“You are kidding me? You want to become a doctor? You can’t stand the sight of blood.” That was my Mom’s reaction to my decision to go into medicine. Things did kind of gross me out when I was a kid. Kind of ironic. When I got into medical school (Baylor College of Medicine in Houston, Texas), I thought initially that I would become a family physician and go back to Colorado and be a small town Doc. But once I started seeing patients in medical school, I soon realized that western medicine, in a large part amounted to disease management. Growing up in a family of engineers, I liked to fix things. That is where surgery came in. And I was actually pretty good at it. I was scared the first day of cadaver lab. The smell was horrible. But all that passed after the first day. I was fascinated with the anatomy and when I got to surgery I saw some of the most amazing things.
Baylor was a trauma center and we saw a lot of trauma, including gunshot and knife wounds. My first night on call a guy had been shot through the heart. We did open heart surgery on him right in the ER and saved his life. Now that was pretty cool!
Medical students “rotate” or spend a couple of months in each of the core medical specialties, such as internal medicine, general surgery, OB/GYN, pediatrics, etc. As a medical student, I considered all the different surgical specialties. After looking at the different surgical specialties, I thought I wanted become an Ear, Nose & Throat surgeon.

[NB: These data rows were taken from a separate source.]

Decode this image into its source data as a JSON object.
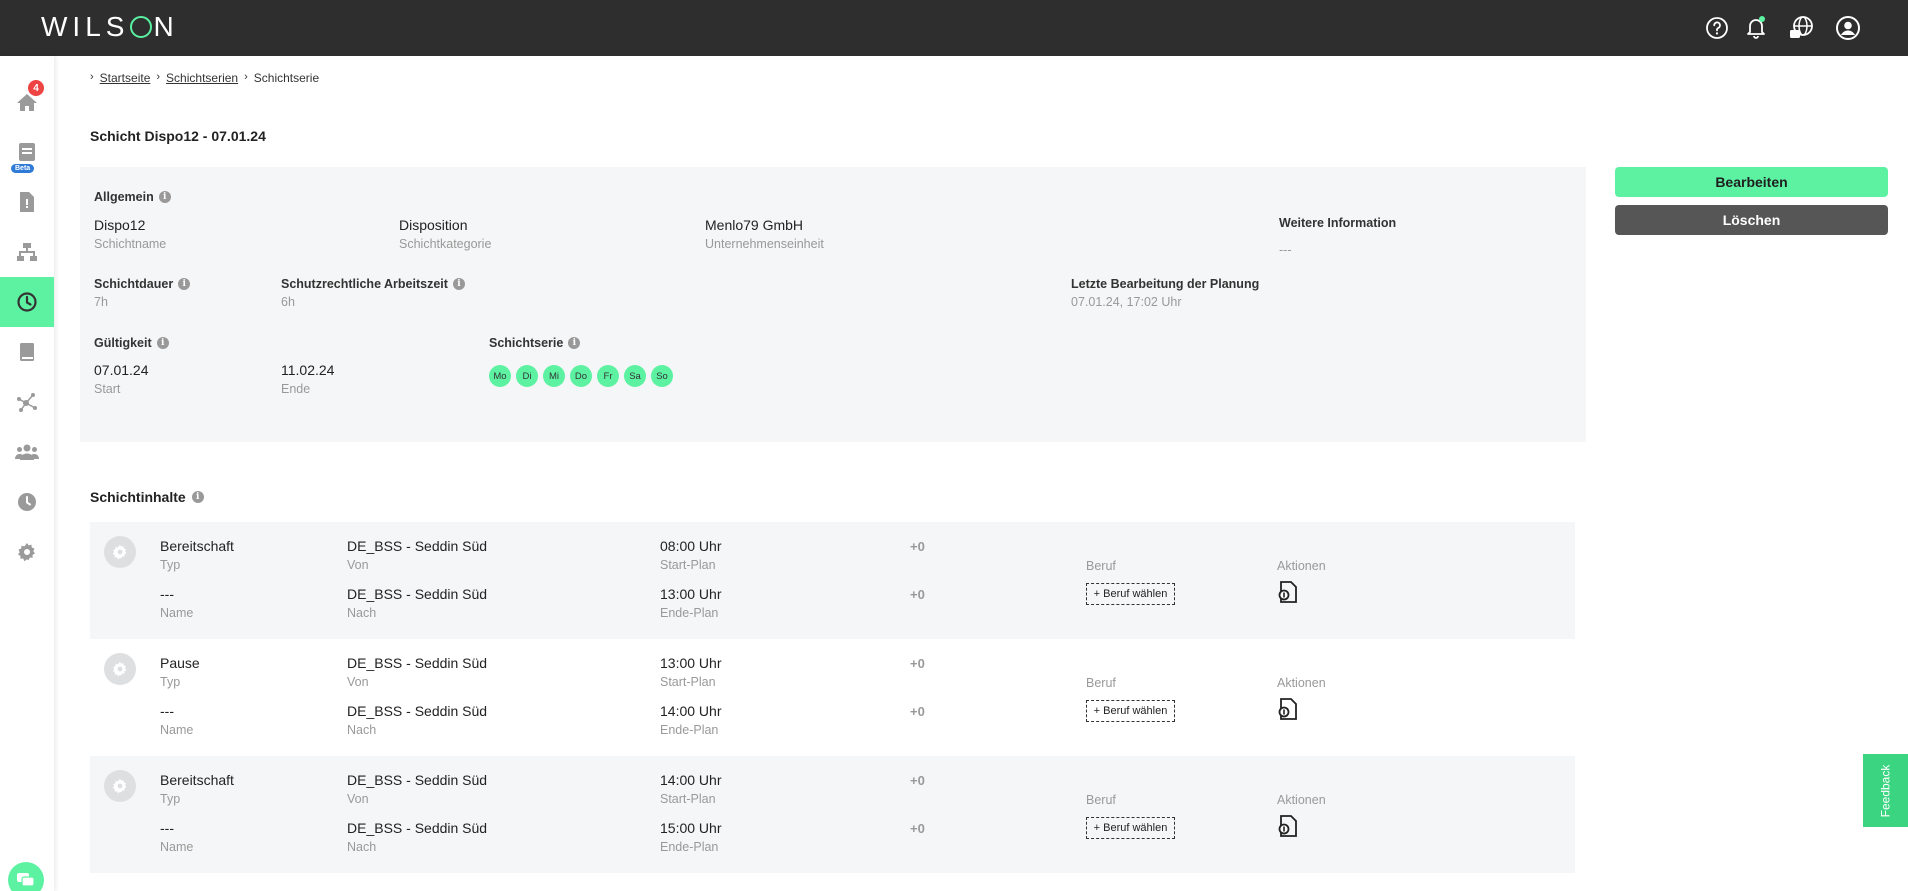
{
  "app": {
    "logo_text_left": "WILS",
    "logo_text_right": "N"
  },
  "sidebar": {
    "notification_count": "4",
    "beta_label": "Beta"
  },
  "breadcrumb": {
    "items": [
      "Startseite",
      "Schichtserien",
      "Schichtserie"
    ]
  },
  "page": {
    "title": "Schicht Dispo12 - 07.01.24"
  },
  "general": {
    "heading": "Allgemein",
    "name_value": "Dispo12",
    "name_label": "Schichtname",
    "category_value": "Disposition",
    "category_label": "Schichtkategorie",
    "unit_value": "Menlo79 GmbH",
    "unit_label": "Unternehmenseinheit",
    "more_info_heading": "Weitere Information",
    "more_info_value": "---",
    "duration_heading": "Schichtdauer",
    "duration_value": "7h",
    "protected_heading": "Schutzrechtliche Arbeitszeit",
    "protected_value": "6h",
    "last_edit_heading": "Letzte Bearbeitung der Planung",
    "last_edit_value": "07.01.24, 17:02 Uhr",
    "validity_heading": "Gültigkeit",
    "start_value": "07.01.24",
    "start_label": "Start",
    "end_value": "11.02.24",
    "end_label": "Ende",
    "series_heading": "Schichtserie",
    "days": [
      "Mo",
      "Di",
      "Mi",
      "Do",
      "Fr",
      "Sa",
      "So"
    ]
  },
  "actions": {
    "edit_label": "Bearbeiten",
    "delete_label": "Löschen"
  },
  "contents": {
    "heading": "Schichtinhalte",
    "labels": {
      "typ": "Typ",
      "name": "Name",
      "von": "Von",
      "nach": "Nach",
      "start_plan": "Start-Plan",
      "end_plan": "Ende-Plan",
      "beruf": "Beruf",
      "aktionen": "Aktionen",
      "beruf_button": "+ Beruf wählen"
    },
    "rows": [
      {
        "type": "Bereitschaft",
        "name": "---",
        "from": "DE_BSS - Seddin Süd",
        "to": "DE_BSS - Seddin Süd",
        "start": "08:00 Uhr",
        "end": "13:00 Uhr",
        "start_offset": "+0",
        "end_offset": "+0"
      },
      {
        "type": "Pause",
        "name": "---",
        "from": "DE_BSS - Seddin Süd",
        "to": "DE_BSS - Seddin Süd",
        "start": "13:00 Uhr",
        "end": "14:00 Uhr",
        "start_offset": "+0",
        "end_offset": "+0"
      },
      {
        "type": "Bereitschaft",
        "name": "---",
        "from": "DE_BSS - Seddin Süd",
        "to": "DE_BSS - Seddin Süd",
        "start": "14:00 Uhr",
        "end": "15:00 Uhr",
        "start_offset": "+0",
        "end_offset": "+0"
      }
    ]
  },
  "feedback": {
    "label": "Feedback"
  },
  "colors": {
    "accent": "#5cf2a2",
    "topbar": "#2e2e2e",
    "delete": "#565656",
    "panel": "#f5f6f7"
  }
}
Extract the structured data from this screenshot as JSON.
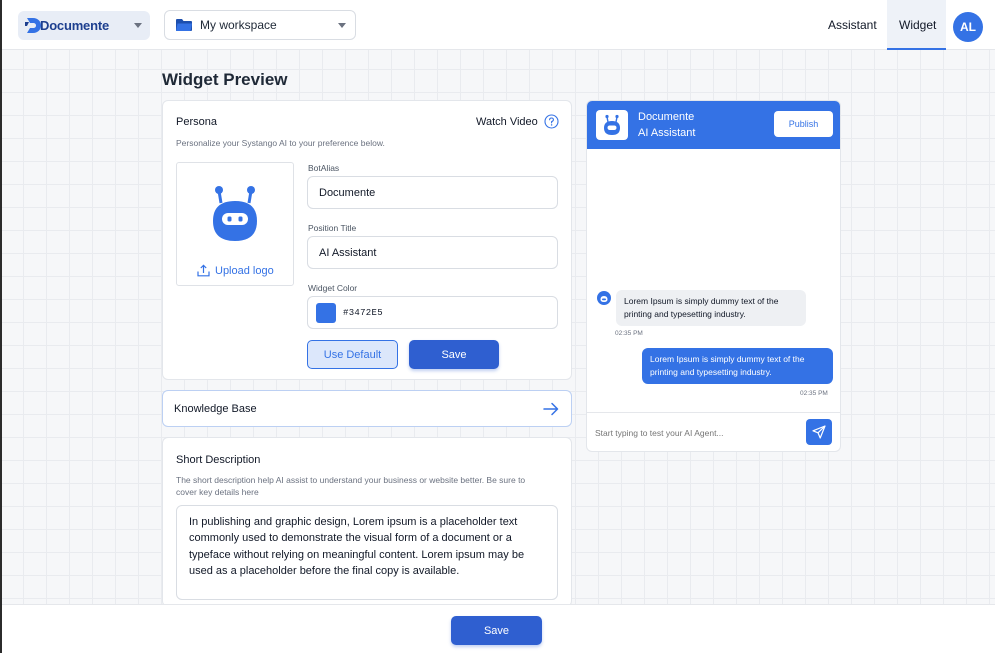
{
  "header": {
    "brand": {
      "name": "Documente",
      "icon": "documente-logo-icon"
    },
    "workspace": {
      "label": "My workspace",
      "icon": "folder-icon"
    },
    "nav": [
      {
        "label": "Assistant",
        "active": false
      },
      {
        "label": "Widget",
        "active": true
      }
    ],
    "avatar_initials": "AL"
  },
  "page": {
    "title": "Widget Preview"
  },
  "persona": {
    "title": "Persona",
    "watch_video": "Watch Video",
    "subtitle": "Personalize your Systango AI to your preference below.",
    "upload_label": "Upload logo",
    "bot_alias": {
      "label": "BotAlias",
      "value": "Documente"
    },
    "position_title": {
      "label": "Position Title",
      "value": "AI Assistant"
    },
    "widget_color": {
      "label": "Widget Color",
      "value": "#3472E5"
    },
    "use_default_label": "Use Default",
    "save_label": "Save"
  },
  "knowledge_base": {
    "label": "Knowledge Base"
  },
  "short_description": {
    "title": "Short Description",
    "subtitle": "The short description help AI assist to understand your business or website better. Be sure to cover key details here",
    "value": "In publishing and graphic design, Lorem ipsum is a placeholder text commonly used to demonstrate the visual form of a document or a typeface without relying on meaningful content. Lorem ipsum may be used as a placeholder before the final copy is available."
  },
  "chat_preview": {
    "bot_name": "Documente",
    "bot_role": "AI Assistant",
    "publish_label": "Publish",
    "messages": [
      {
        "from": "bot",
        "text": "Lorem Ipsum is simply dummy text of the printing and typesetting industry.",
        "time": "02:35 PM"
      },
      {
        "from": "user",
        "text": "Lorem Ipsum is simply dummy text of the printing and typesetting industry.",
        "time": "02:35 PM"
      }
    ],
    "input_placeholder": "Start typing to test your AI Agent..."
  },
  "footer": {
    "save_label": "Save"
  },
  "colors": {
    "accent": "#3472e5",
    "button": "#2f5fd0",
    "brand_dark": "#1d3f8f"
  }
}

I had left my OB/GYN rotation fairly late in medical school because I did not think I was interested in this specialty. I knew they did not have a life outside of medicine, and surgeons did not have a lot of respect for the average OB/GYN as a surgeon. OB/GYN can be a lot of primary care and delivering babies, and as a result many OB/GYNs do not do much surgery and thus are not very experienced surgeons.
Dr. Franklin changed my perception of this in many ways. First of all, what an amazing human being. In the midst of an academic medical center full of big egos and a rush to see as many patients as possible in a day, I found this gentle compassionate man helping women in pain get their lives back. He was also an amazing surgeon. Not like the typical gynecologist, he was an extremely skilled surgeon. He was also a teacher, for his patients as well as for the medical students and residents. He would help women understand what was going on in their bodies and educate them on this disease called endometriosis. He saw patients from all over Texas and would send patients back to their home town doctors armed with this newfound understanding of their disease to educate their doctors!
He was a true mentor for me, for he embodied my vision of what a physician should be. A skilled surgeon with a unique skill set, that treats his patients with the care and compassion that all humans deserve and in the process provides healing where others have not been successful. He told me to go to the residency OB/GYN training program in Wichita, Kansas if I wanted to go into this field. He related that it may not be the most famous program in the country, but it was the best program in the country. He was right – and after being accepted, I was off to start learning my skill set required to treat endometriosis and pelvic pain.